Many park systems have old and outdated lighting fixtures scattered throughout parks and trail networks. Old technology, such as high-pressure sodium (HPS) or metal halides were common in the 1970s, ‘80s, and ‘90s. New site lighting is now almost exclusively light-emitting diodes (LED) and reduces energy consumption exponentially. The added benefit of LED is that the lifespan of most new lamps is estimated at well over 60,000 hours, compared to traditional HPS at 16,000 hours. When factoring in the cost-per-kilowatt and cost-per-man-hour to maintain, LED weighs in at less than 25 percent of the cost of traditional lighting systems. Do not despair, though. If a community has a pile of decorative or traditional light poles that don’t need replacing, just retrofit the lamping mechanism to a LED upgrade. And don’t forget to trim the trees around the lights.
Look At The Landscape
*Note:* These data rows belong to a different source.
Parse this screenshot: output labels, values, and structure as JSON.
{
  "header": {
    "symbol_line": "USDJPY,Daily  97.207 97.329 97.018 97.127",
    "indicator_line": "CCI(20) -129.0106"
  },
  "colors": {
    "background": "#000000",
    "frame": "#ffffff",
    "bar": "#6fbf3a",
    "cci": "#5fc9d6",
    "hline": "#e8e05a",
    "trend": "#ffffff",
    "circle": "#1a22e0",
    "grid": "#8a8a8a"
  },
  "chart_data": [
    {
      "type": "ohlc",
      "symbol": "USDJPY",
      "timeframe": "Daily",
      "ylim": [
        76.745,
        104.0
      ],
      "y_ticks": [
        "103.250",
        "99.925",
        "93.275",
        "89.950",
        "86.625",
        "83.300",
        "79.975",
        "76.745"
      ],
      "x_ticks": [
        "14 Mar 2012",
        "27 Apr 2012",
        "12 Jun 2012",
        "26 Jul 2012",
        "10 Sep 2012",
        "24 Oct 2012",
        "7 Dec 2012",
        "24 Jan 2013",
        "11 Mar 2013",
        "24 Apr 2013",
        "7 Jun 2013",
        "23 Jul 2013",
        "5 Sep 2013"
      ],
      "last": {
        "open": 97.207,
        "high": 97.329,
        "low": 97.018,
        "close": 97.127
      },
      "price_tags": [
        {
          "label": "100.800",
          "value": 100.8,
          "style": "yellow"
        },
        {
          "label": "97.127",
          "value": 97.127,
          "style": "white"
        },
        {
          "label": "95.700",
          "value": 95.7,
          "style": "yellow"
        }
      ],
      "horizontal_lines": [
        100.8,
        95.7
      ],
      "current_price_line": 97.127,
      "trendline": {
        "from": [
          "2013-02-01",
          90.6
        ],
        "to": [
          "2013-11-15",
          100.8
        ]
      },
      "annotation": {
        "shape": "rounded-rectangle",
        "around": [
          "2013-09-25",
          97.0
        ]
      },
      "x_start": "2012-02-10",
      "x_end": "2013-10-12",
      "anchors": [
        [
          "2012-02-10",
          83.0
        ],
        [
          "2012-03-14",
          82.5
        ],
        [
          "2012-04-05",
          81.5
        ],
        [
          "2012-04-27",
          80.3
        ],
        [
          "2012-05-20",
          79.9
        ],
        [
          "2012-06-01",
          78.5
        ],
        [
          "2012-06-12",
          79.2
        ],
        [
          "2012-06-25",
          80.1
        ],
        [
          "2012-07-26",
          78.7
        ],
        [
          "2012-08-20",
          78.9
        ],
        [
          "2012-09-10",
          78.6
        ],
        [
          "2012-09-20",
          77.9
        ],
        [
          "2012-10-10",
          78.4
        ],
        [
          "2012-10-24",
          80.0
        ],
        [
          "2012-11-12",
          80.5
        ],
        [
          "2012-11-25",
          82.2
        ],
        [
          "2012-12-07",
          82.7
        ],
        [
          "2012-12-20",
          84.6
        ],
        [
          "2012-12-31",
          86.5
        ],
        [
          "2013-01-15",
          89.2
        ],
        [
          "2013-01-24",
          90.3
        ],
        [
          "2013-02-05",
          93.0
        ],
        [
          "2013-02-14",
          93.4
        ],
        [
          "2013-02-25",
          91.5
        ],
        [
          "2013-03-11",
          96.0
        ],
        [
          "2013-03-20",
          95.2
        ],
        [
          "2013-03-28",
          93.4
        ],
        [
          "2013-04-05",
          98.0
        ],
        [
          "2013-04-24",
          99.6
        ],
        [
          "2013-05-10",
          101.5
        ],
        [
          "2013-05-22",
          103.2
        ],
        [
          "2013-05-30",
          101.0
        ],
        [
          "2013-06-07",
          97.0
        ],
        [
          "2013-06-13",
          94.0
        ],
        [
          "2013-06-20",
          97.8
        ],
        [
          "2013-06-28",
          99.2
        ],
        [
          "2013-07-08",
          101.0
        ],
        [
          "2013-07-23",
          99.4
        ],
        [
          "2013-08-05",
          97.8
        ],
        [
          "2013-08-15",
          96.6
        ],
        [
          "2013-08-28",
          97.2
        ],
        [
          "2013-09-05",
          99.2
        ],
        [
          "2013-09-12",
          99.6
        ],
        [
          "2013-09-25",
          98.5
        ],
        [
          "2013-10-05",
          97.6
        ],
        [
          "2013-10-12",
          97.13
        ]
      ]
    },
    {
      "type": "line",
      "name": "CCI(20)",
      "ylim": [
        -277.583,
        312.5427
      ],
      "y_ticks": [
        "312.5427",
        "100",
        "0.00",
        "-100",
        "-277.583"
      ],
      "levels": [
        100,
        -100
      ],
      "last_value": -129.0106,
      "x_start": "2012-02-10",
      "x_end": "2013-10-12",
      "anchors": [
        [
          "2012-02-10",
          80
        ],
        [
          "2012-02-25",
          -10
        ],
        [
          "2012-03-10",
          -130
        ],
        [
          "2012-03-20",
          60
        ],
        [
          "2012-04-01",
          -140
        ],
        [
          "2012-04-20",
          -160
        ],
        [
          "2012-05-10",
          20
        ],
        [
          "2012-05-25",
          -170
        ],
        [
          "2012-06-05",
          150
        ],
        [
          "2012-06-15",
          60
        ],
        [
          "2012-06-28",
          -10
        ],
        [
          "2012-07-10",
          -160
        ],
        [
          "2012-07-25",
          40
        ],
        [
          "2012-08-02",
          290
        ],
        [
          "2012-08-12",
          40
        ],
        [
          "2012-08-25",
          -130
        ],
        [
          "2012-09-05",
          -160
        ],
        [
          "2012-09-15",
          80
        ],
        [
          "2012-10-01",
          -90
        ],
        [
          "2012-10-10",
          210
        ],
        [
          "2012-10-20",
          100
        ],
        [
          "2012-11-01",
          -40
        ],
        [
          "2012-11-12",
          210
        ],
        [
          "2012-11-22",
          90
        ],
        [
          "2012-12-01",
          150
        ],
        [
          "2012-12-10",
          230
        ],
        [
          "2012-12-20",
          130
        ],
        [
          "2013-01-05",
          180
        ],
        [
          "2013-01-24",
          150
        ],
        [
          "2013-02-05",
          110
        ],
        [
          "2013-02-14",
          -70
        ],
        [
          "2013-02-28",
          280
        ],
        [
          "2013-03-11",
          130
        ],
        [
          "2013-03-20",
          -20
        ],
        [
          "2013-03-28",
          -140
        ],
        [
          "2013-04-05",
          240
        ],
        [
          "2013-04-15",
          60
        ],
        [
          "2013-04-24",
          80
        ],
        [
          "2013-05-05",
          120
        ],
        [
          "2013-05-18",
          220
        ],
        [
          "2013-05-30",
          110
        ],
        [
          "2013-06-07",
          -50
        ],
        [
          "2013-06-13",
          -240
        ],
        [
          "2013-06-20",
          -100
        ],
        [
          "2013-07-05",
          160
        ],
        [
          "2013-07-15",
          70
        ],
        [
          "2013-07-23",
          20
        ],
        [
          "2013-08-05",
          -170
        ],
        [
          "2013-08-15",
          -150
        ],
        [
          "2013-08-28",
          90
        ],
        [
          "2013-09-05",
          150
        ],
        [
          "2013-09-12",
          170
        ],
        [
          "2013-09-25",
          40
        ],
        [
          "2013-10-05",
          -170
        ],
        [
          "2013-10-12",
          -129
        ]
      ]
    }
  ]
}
Another money-saving idea is to reduce the mowing burden. Let’s say there’s a 40-acre sports complex that’s heavily programmed. Chances are it’s not necessary to mow all 40 acres. There are probably pockets between ball diamonds or a pedestrian-way from a main parking lot that could be sent into prairie or planted as arboretum. Shaving off corners here and there can reduce the mowing burden and cut man-hours easily by 25 percent.
Revamping facilities doesn’t have to break the bank. Whatever an individual problem or issue, creative but low-cost solutions are often the answer.
Blake Theisen, a landscape architect with Ayres Associates, has been providing recreational-facility site analysis, planning, design, and implementation since 1999. His project expertise includes comprehensive outdoor-recreation plans, park master plans, athletic complexes, community water parks, skate parks, and custom playgrounds. With a background in botany and ecology, he promotes environmental stewardship throughout facility planning and design. Reach him at (608) 443-1200 or TheisenB@AyresAssociates.com.